■ **Supplied data**
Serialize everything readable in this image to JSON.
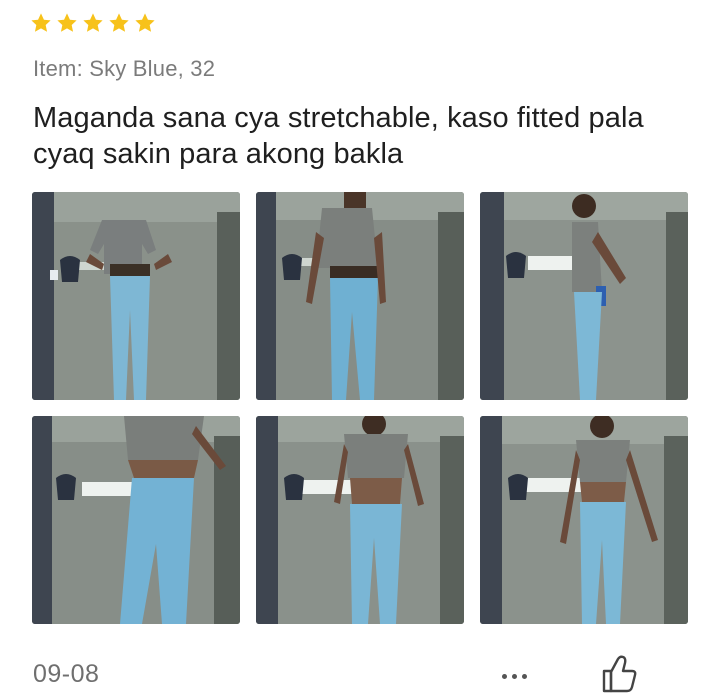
{
  "review": {
    "rating": 5,
    "item_variant": "Item: Sky Blue, 32",
    "text": "Maganda sana cya stretchable, kaso fitted pala cyaq sakin para akong bakla",
    "date": "09-08",
    "photo_count": 6
  },
  "colors": {
    "star": "#f7c21a",
    "variant_text": "#7b7b7b",
    "date_text": "#6f6f6f",
    "icon": "#555555"
  },
  "icons": {
    "more": "more-dots-icon",
    "like": "thumbs-up-icon"
  }
}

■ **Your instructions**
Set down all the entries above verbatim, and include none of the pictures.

■ **Answer box**
Serialize everything readable in this image to JSON.
{
  "review": {
    "rating": 5,
    "item_variant": "Item: Sky Blue, 32",
    "text": "Maganda sana cya stretchable, kaso fitted pala cyaq sakin para akong bakla",
    "date": "09-08",
    "photo_count": 6
  },
  "colors": {
    "star": "#f7c21a",
    "variant_text": "#7b7b7b",
    "date_text": "#6f6f6f",
    "icon": "#555555"
  },
  "icons": {
    "more": "more-dots-icon",
    "like": "thumbs-up-icon"
  }
}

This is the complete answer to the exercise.